Graham knocks Macron's 'cavalier' comments about European ISIS fighters
© Greg Nash

Sen. Lindsey GrahamLindsey Olin GrahamDemocratic group plans mobile billboard targeting Collins on impeachment Paul predicts no Republicans will vote to convict Trump Roberts sworn in to preside over Trump impeachment trial MORE (R-S.C.) knocked French President Emmanuel MacronEmmanuel Jean-Michel Macron5 reasons why US-Europe tensions will grow in the 2020s — and how to stop it Judd Gregg: The Iranian lessons The Hill's Morning Report - Worries about war in world capitals, Congress MORE for “cavalier” comments about ISIS fighters who traveled from Europe to join the terrorist group. 

“Very disturbed by the cavalier remarks made by President Macron about how the number of European ISIS fighters in Syria is a small problem in the grand scheme of things,” Graham, a well-known foreign policy hawk, tweeted.

“There are hundreds of European ISIS fighters currently imprisoned in Syria. They are committed jihadists and killing machines. We must never forget what a handful of ISIS fighters did in the Paris and Nice attacks, and attacks in other European nations,” he added, referencing terrorist attacks by ISIS in France that killed more than 200 people combined. 

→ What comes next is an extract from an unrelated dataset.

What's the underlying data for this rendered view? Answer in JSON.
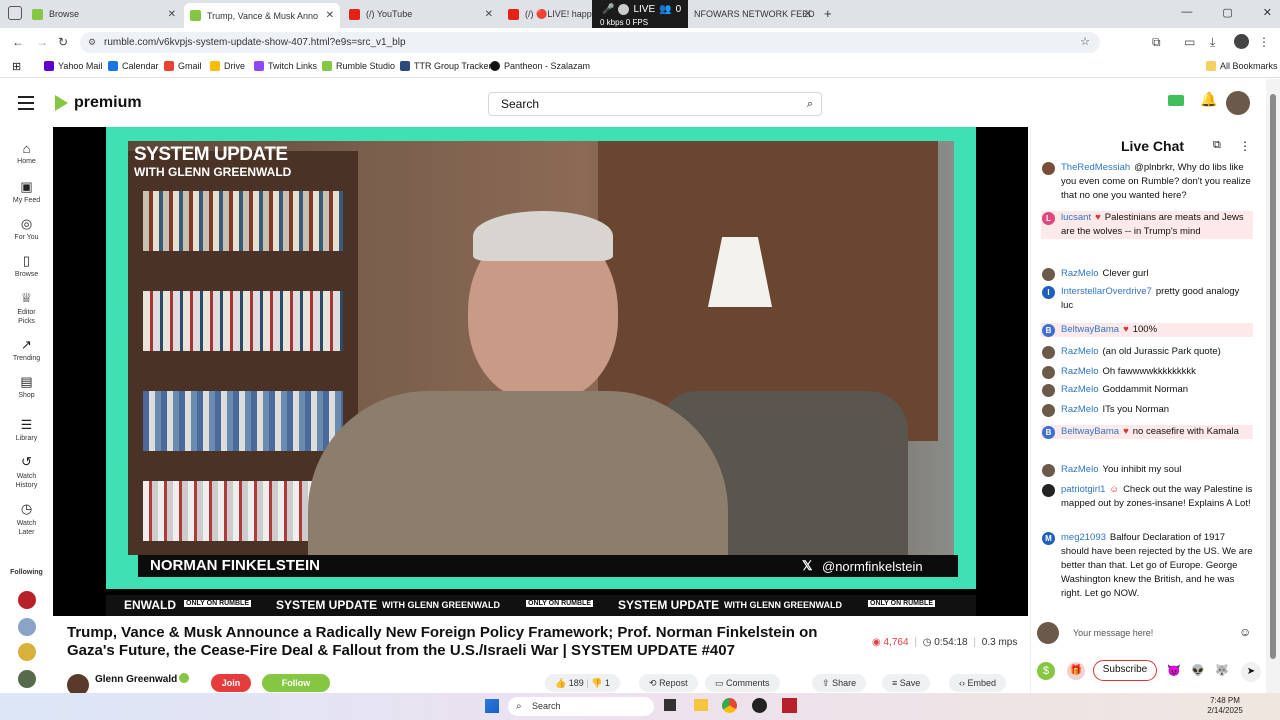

The remarks come after a tense meeting on Tuesday in London between Macron and President TrumpDonald John TrumpLev Parnas implicates Rick Perry, says Giuliani had him pressure Ukraine to announce Biden probe Saudi Arabia paid 0 million for cost of US troops in area Parnas claims ex-Trump attorney visited him in jail, asked him to sacrifice himself for president MORE in which Trump complained that European countries have been unwilling to accept ISIS fighters the U.S. had captured.


“Would you like some nice ISIS fighters? I can give them to you,” Trump said. “You can take every one you want.”

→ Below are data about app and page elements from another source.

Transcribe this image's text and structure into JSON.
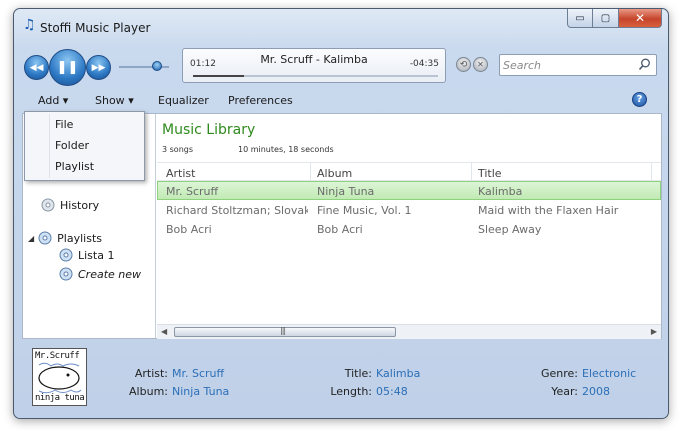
{
  "window": {
    "title": "Stoffi Music Player",
    "caption_min": "▭",
    "caption_max": "▢",
    "caption_close": "✕"
  },
  "transport": {
    "prev_glyph": "◀◀",
    "play_pause_glyph": "❚❚",
    "next_glyph": "▶▶",
    "volume_level": 0.75
  },
  "now_playing": {
    "title": "Mr. Scruff - Kalimba",
    "elapsed": "01:12",
    "remaining": "-04:35",
    "progress": 0.21
  },
  "search": {
    "placeholder": "Search"
  },
  "menu": {
    "add": "Add",
    "show": "Show",
    "equalizer": "Equalizer",
    "preferences": "Preferences",
    "help_glyph": "?"
  },
  "add_menu": {
    "items": [
      "File",
      "Folder",
      "Playlist"
    ]
  },
  "sidebar": {
    "history": "History",
    "playlists": "Playlists",
    "playlist_items": [
      "Lista 1"
    ],
    "create_new": "Create new"
  },
  "library": {
    "title": "Music Library",
    "song_count": "3 songs",
    "duration": "10 minutes, 18 seconds",
    "columns": [
      "Artist",
      "Album",
      "Title"
    ],
    "rows": [
      {
        "artist": "Mr. Scruff",
        "album": "Ninja Tuna",
        "title": "Kalimba"
      },
      {
        "artist": "Richard Stoltzman; Slovak R...",
        "album": "Fine Music, Vol. 1",
        "title": "Maid with the Flaxen Hair"
      },
      {
        "artist": "Bob Acri",
        "album": "Bob Acri",
        "title": "Sleep Away"
      }
    ],
    "selected_row": 0,
    "scroll_left": "◀",
    "scroll_right": "▶",
    "scroll_grip": "|||"
  },
  "details": {
    "art_text_top": "Mr.Scruff",
    "art_text_bottom": "ninja tuna",
    "artist_label": "Artist:",
    "artist": "Mr. Scruff",
    "album_label": "Album:",
    "album": "Ninja Tuna",
    "title_label": "Title:",
    "title": "Kalimba",
    "length_label": "Length:",
    "length": "05:48",
    "genre_label": "Genre:",
    "genre": "Electronic",
    "year_label": "Year:",
    "year": "2008"
  },
  "colors": {
    "accent": "#2c6fb7",
    "library_title": "#2f8a1e",
    "selection": "#c1eab4"
  }
}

“Let’s be serious,” Macron replied, noting that most ISIS fighters came from Syria, Iraq and Iran and that the number of European ISIS fighters was a “tiny” part of the overall problem of addressing turmoil in the Middle East. 

Graham also said on Wednesday he agreed with Trump’s concerns about European nations’ willingness to accept ISIS fighters, saying that NATO allies should craft a detention system outside of the traditional judicial process.

“It is time for NATO to look at a detention system to deal with enemy combatants rather than using the traditional criminal justice system (which is ill-equipped to fight a war.),” he said.